→ Instructions for the task: Every record must be copied exactly.

----------------

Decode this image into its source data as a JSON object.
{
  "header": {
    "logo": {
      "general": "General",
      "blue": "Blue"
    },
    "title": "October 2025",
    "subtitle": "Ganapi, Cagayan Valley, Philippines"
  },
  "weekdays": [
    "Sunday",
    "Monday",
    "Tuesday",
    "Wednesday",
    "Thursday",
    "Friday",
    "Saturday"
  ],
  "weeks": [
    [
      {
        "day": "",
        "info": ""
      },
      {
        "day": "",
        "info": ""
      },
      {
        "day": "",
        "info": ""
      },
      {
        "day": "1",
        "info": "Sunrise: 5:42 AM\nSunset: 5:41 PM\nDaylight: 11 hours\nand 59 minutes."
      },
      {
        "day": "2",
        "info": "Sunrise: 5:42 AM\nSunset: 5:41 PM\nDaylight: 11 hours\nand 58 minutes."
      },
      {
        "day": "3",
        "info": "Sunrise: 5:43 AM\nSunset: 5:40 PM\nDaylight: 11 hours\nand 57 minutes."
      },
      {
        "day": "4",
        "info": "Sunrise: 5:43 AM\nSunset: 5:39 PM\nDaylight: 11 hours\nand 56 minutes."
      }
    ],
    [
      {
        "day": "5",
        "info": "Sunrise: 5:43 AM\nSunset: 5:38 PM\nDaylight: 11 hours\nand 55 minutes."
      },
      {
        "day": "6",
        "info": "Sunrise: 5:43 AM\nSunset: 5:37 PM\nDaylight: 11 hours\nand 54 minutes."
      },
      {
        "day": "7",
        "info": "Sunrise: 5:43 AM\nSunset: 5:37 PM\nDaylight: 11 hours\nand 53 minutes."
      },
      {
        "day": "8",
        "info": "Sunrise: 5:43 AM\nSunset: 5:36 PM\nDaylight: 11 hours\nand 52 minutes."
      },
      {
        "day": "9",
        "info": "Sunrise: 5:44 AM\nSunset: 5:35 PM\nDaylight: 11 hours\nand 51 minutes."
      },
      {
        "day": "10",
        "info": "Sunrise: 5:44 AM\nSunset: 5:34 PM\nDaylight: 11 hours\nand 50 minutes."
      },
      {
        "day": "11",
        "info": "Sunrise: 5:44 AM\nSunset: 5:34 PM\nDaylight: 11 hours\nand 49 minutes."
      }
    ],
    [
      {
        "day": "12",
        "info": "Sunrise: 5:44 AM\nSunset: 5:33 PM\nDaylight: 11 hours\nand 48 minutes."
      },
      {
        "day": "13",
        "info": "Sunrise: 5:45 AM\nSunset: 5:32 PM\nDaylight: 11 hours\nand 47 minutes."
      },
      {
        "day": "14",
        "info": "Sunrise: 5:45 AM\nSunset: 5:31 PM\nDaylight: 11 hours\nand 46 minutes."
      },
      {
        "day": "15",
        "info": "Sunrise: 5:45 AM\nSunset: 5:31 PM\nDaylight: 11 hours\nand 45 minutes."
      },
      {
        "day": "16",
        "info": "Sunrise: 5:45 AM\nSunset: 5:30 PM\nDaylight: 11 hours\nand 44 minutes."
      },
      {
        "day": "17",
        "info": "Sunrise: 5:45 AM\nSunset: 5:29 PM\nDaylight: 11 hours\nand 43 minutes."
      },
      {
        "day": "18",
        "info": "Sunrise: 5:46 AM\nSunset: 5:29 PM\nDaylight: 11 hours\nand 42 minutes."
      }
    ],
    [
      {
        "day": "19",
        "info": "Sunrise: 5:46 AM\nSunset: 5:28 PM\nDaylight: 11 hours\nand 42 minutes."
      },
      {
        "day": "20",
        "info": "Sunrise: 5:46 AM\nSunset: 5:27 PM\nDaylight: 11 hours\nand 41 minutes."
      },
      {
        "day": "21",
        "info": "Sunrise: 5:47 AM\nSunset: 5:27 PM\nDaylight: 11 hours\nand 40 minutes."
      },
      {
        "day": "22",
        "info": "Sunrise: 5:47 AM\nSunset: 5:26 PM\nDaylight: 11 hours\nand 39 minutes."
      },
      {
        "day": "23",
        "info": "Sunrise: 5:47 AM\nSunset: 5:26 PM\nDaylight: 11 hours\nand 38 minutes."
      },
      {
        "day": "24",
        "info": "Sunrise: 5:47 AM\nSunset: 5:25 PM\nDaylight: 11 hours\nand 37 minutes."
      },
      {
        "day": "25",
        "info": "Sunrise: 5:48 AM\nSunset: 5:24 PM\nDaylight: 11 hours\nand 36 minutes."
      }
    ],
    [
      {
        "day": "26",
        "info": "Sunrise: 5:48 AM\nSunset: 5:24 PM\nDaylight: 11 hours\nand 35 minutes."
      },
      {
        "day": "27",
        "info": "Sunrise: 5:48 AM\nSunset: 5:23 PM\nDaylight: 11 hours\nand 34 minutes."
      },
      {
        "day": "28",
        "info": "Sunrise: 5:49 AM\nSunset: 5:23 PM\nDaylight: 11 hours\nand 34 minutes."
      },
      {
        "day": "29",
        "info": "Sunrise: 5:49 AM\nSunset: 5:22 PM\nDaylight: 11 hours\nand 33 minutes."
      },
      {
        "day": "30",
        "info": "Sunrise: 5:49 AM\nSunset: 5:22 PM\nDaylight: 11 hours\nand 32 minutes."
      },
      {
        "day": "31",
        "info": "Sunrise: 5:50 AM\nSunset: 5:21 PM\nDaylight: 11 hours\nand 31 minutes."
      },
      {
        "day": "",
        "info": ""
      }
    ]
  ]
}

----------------

→ Answer space:
Decode this image into its source data as a JSON object.
{
  "header": {
    "logo": {
      "general": "General",
      "blue": "Blue"
    },
    "title": "October 2025",
    "subtitle": "Ganapi, Cagayan Valley, Philippines"
  },
  "weekdays": [
    "Sunday",
    "Monday",
    "Tuesday",
    "Wednesday",
    "Thursday",
    "Friday",
    "Saturday"
  ],
  "weeks": [
    [
      {
        "day": "",
        "info": ""
      },
      {
        "day": "",
        "info": ""
      },
      {
        "day": "",
        "info": ""
      },
      {
        "day": "1",
        "info": "Sunrise: 5:42 AM\nSunset: 5:41 PM\nDaylight: 11 hours\nand 59 minutes."
      },
      {
        "day": "2",
        "info": "Sunrise: 5:42 AM\nSunset: 5:41 PM\nDaylight: 11 hours\nand 58 minutes."
      },
      {
        "day": "3",
        "info": "Sunrise: 5:43 AM\nSunset: 5:40 PM\nDaylight: 11 hours\nand 57 minutes."
      },
      {
        "day": "4",
        "info": "Sunrise: 5:43 AM\nSunset: 5:39 PM\nDaylight: 11 hours\nand 56 minutes."
      }
    ],
    [
      {
        "day": "5",
        "info": "Sunrise: 5:43 AM\nSunset: 5:38 PM\nDaylight: 11 hours\nand 55 minutes."
      },
      {
        "day": "6",
        "info": "Sunrise: 5:43 AM\nSunset: 5:37 PM\nDaylight: 11 hours\nand 54 minutes."
      },
      {
        "day": "7",
        "info": "Sunrise: 5:43 AM\nSunset: 5:37 PM\nDaylight: 11 hours\nand 53 minutes."
      },
      {
        "day": "8",
        "info": "Sunrise: 5:43 AM\nSunset: 5:36 PM\nDaylight: 11 hours\nand 52 minutes."
      },
      {
        "day": "9",
        "info": "Sunrise: 5:44 AM\nSunset: 5:35 PM\nDaylight: 11 hours\nand 51 minutes."
      },
      {
        "day": "10",
        "info": "Sunrise: 5:44 AM\nSunset: 5:34 PM\nDaylight: 11 hours\nand 50 minutes."
      },
      {
        "day": "11",
        "info": "Sunrise: 5:44 AM\nSunset: 5:34 PM\nDaylight: 11 hours\nand 49 minutes."
      }
    ],
    [
      {
        "day": "12",
        "info": "Sunrise: 5:44 AM\nSunset: 5:33 PM\nDaylight: 11 hours\nand 48 minutes."
      },
      {
        "day": "13",
        "info": "Sunrise: 5:45 AM\nSunset: 5:32 PM\nDaylight: 11 hours\nand 47 minutes."
      },
      {
        "day": "14",
        "info": "Sunrise: 5:45 AM\nSunset: 5:31 PM\nDaylight: 11 hours\nand 46 minutes."
      },
      {
        "day": "15",
        "info": "Sunrise: 5:45 AM\nSunset: 5:31 PM\nDaylight: 11 hours\nand 45 minutes."
      },
      {
        "day": "16",
        "info": "Sunrise: 5:45 AM\nSunset: 5:30 PM\nDaylight: 11 hours\nand 44 minutes."
      },
      {
        "day": "17",
        "info": "Sunrise: 5:45 AM\nSunset: 5:29 PM\nDaylight: 11 hours\nand 43 minutes."
      },
      {
        "day": "18",
        "info": "Sunrise: 5:46 AM\nSunset: 5:29 PM\nDaylight: 11 hours\nand 42 minutes."
      }
    ],
    [
      {
        "day": "19",
        "info": "Sunrise: 5:46 AM\nSunset: 5:28 PM\nDaylight: 11 hours\nand 42 minutes."
      },
      {
        "day": "20",
        "info": "Sunrise: 5:46 AM\nSunset: 5:27 PM\nDaylight: 11 hours\nand 41 minutes."
      },
      {
        "day": "21",
        "info": "Sunrise: 5:47 AM\nSunset: 5:27 PM\nDaylight: 11 hours\nand 40 minutes."
      },
      {
        "day": "22",
        "info": "Sunrise: 5:47 AM\nSunset: 5:26 PM\nDaylight: 11 hours\nand 39 minutes."
      },
      {
        "day": "23",
        "info": "Sunrise: 5:47 AM\nSunset: 5:26 PM\nDaylight: 11 hours\nand 38 minutes."
      },
      {
        "day": "24",
        "info": "Sunrise: 5:47 AM\nSunset: 5:25 PM\nDaylight: 11 hours\nand 37 minutes."
      },
      {
        "day": "25",
        "info": "Sunrise: 5:48 AM\nSunset: 5:24 PM\nDaylight: 11 hours\nand 36 minutes."
      }
    ],
    [
      {
        "day": "26",
        "info": "Sunrise: 5:48 AM\nSunset: 5:24 PM\nDaylight: 11 hours\nand 35 minutes."
      },
      {
        "day": "27",
        "info": "Sunrise: 5:48 AM\nSunset: 5:23 PM\nDaylight: 11 hours\nand 34 minutes."
      },
      {
        "day": "28",
        "info": "Sunrise: 5:49 AM\nSunset: 5:23 PM\nDaylight: 11 hours\nand 34 minutes."
      },
      {
        "day": "29",
        "info": "Sunrise: 5:49 AM\nSunset: 5:22 PM\nDaylight: 11 hours\nand 33 minutes."
      },
      {
        "day": "30",
        "info": "Sunrise: 5:49 AM\nSunset: 5:22 PM\nDaylight: 11 hours\nand 32 minutes."
      },
      {
        "day": "31",
        "info": "Sunrise: 5:50 AM\nSunset: 5:21 PM\nDaylight: 11 hours\nand 31 minutes."
      },
      {
        "day": "",
        "info": ""
      }
    ]
  ]
}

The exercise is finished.